Charlie Kaufman’s (Being John Malkovich, Adaptation) writing is funny and poignant without being unrealistic, and the film is full of truly great dialogue; the most meaningful exchange between the two isn't “I love you”, but simply “okay”. Michel Gondry’s hugely imaginative directing is just as effective, creating an appropriately dreamlike atmosphere through fluid set changes without cuts, irregular lighting and absurdist imagery with strong attention to detail. One of the best scenes involves a conversation in a bookstore, as the covers of the books around them subtly fade away. The soundtrack is just as beautiful as the cinematography, and it’s structured in a clever way which only becomes completely clear towards the end. It’s incredibly layered, in terms of both story and characters, and it takes a couple of watches to fully appreciate it. There’s also the side-story, set in the ‘real world’ (outside Joel’s mind), which provides added depth to the overall narrative and features solid performances from Kirsten Dunst, Mark Ruffalo and Elijah Wood. I find Joel’s character very relatable, and it’s a film I never tire of watching; the stirring final few moments are as good as it gets, and make a convincing case that it really is better to have loved and lost than never to have loved before.

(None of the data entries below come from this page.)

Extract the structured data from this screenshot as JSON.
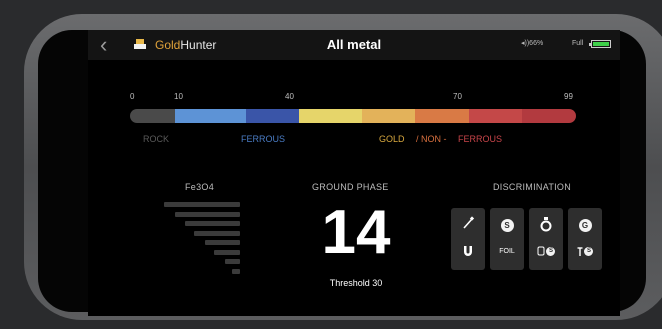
{
  "header": {
    "brand_gold": "Gold",
    "brand_hunter": "Hunter",
    "mode_title": "All metal",
    "volume_text": "◂))66%",
    "battery_text": "Full"
  },
  "scale": {
    "ticks": [
      "0",
      "10",
      "40",
      "70",
      "99"
    ],
    "zones": [
      {
        "label": "ROCK",
        "color": "#5a5a5a"
      },
      {
        "label": "FERROUS",
        "color": "#4a7cc4"
      },
      {
        "label": "GOLD",
        "color": "#d9a93f"
      },
      {
        "label": "/ NON -",
        "color": "#d9703f"
      },
      {
        "label": "FERROUS",
        "color": "#c9454a"
      }
    ],
    "segment_colors": [
      "#4a4a4a",
      "#5d93d6",
      "#3a55a8",
      "#e6d56a",
      "#e3b25a",
      "#d97a45",
      "#c44848",
      "#b23a3f"
    ]
  },
  "fe3o4": {
    "title": "Fe3O4",
    "levels": [
      1.0,
      0.86,
      0.72,
      0.6,
      0.46,
      0.34,
      0.2,
      0.1
    ]
  },
  "ground_phase": {
    "title": "GROUND PHASE",
    "value": "14",
    "threshold": "Threshold 30"
  },
  "discrimination": {
    "title": "DISCRIMINATION",
    "items": [
      {
        "name": "nail-magnet",
        "top_icon": "nail-icon",
        "bottom_icon": "magnet-icon",
        "bottom_text": ""
      },
      {
        "name": "coin-foil",
        "top_icon": "coin-icon",
        "top_letter": "S",
        "bottom_text": "FOIL"
      },
      {
        "name": "ring-can",
        "top_icon": "ring-icon",
        "bottom_icon": "can-coin-icon",
        "bottom_letter": "S"
      },
      {
        "name": "gold-coin-pull",
        "top_icon": "gold-coin-icon",
        "top_letter": "G",
        "bottom_icon": "pulltab-icon",
        "bottom_letter": "S"
      }
    ]
  }
}
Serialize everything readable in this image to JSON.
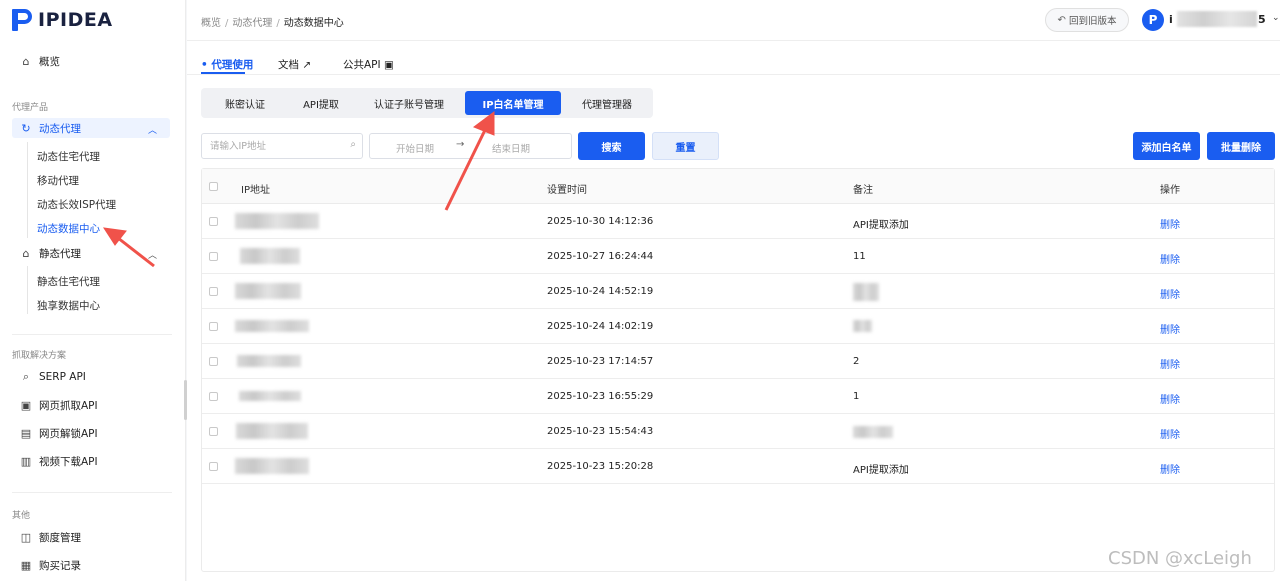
{
  "brand": {
    "name": "IPIDEA"
  },
  "sidebar": {
    "overview": "概览",
    "group_proxy": "代理产品",
    "dynamic": "动态代理",
    "dynamic_sub": [
      "动态住宅代理",
      "移动代理",
      "动态长效ISP代理",
      "动态数据中心"
    ],
    "static": "静态代理",
    "static_sub": [
      "静态住宅代理",
      "独享数据中心"
    ],
    "group_scrape": "抓取解决方案",
    "scrape_items": [
      "SERP API",
      "网页抓取API",
      "网页解锁API",
      "视频下载API"
    ],
    "group_other": "其他",
    "other_items": [
      "额度管理",
      "购买记录"
    ]
  },
  "header": {
    "breadcrumb": [
      "概览",
      "动态代理",
      "动态数据中心"
    ],
    "old_version": "回到旧版本",
    "avatar": "P",
    "user_prefix": "i",
    "user_suffix": "5"
  },
  "topnav": {
    "items": [
      "代理使用",
      "文档",
      "公共API"
    ]
  },
  "segments": [
    "账密认证",
    "API提取",
    "认证子账号管理",
    "IP白名单管理",
    "代理管理器"
  ],
  "filters": {
    "ip_placeholder": "请输入IP地址",
    "start_date": "开始日期",
    "end_date": "结束日期",
    "search": "搜索",
    "reset": "重置",
    "add_whitelist": "添加白名单",
    "batch_delete": "批量删除"
  },
  "table": {
    "headers": [
      "IP地址",
      "设置时间",
      "备注",
      "操作"
    ],
    "rows": [
      {
        "time": "2025-10-30 14:12:36",
        "note": "API提取添加",
        "action": "删除"
      },
      {
        "time": "2025-10-27 16:24:44",
        "note": "11",
        "action": "删除"
      },
      {
        "time": "2025-10-24 14:52:19",
        "note": "",
        "action": "删除"
      },
      {
        "time": "2025-10-24 14:02:19",
        "note": "",
        "action": "删除"
      },
      {
        "time": "2025-10-23 17:14:57",
        "note": "2",
        "action": "删除"
      },
      {
        "time": "2025-10-23 16:55:29",
        "note": "1",
        "action": "删除"
      },
      {
        "time": "2025-10-23 15:54:43",
        "note": "",
        "action": "删除"
      },
      {
        "time": "2025-10-23 15:20:28",
        "note": "API提取添加",
        "action": "删除"
      }
    ]
  },
  "watermark": "CSDN @xcLeigh",
  "colors": {
    "accent": "#1a5df0",
    "annotation": "#f0524a"
  }
}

There are plenty of other films which could go on the list (particularly from a broader time period), but here are a few notable mentions:
Amélie: One of the most iconic French films of recent times, I decide to exclude it since it’s about happiness as much as it is about love on its own. Still, I hope to write about it in detail another time.
The Science of Sleep: Another French oddity, it’s a charming story about a man whose imagination begins to uncontrollably seep into real life. It’s told in a highly creative way, but I think it ultimately becomes too caught up in its own whimsy.
Mr Nobody: Another I've excluded for being about far more than romance, it explores the many lives the protagonist (Jared Leto) could have lived, with the biggest influence being the girl he falls for as a child; think along the lines of Donnie Darko/Cloud Atlas. It mostly flew under the radar upon release, but it definitely deserves to be seen.
The Lord of the Rings Trilogy: Frodo and Sam share a love like no other.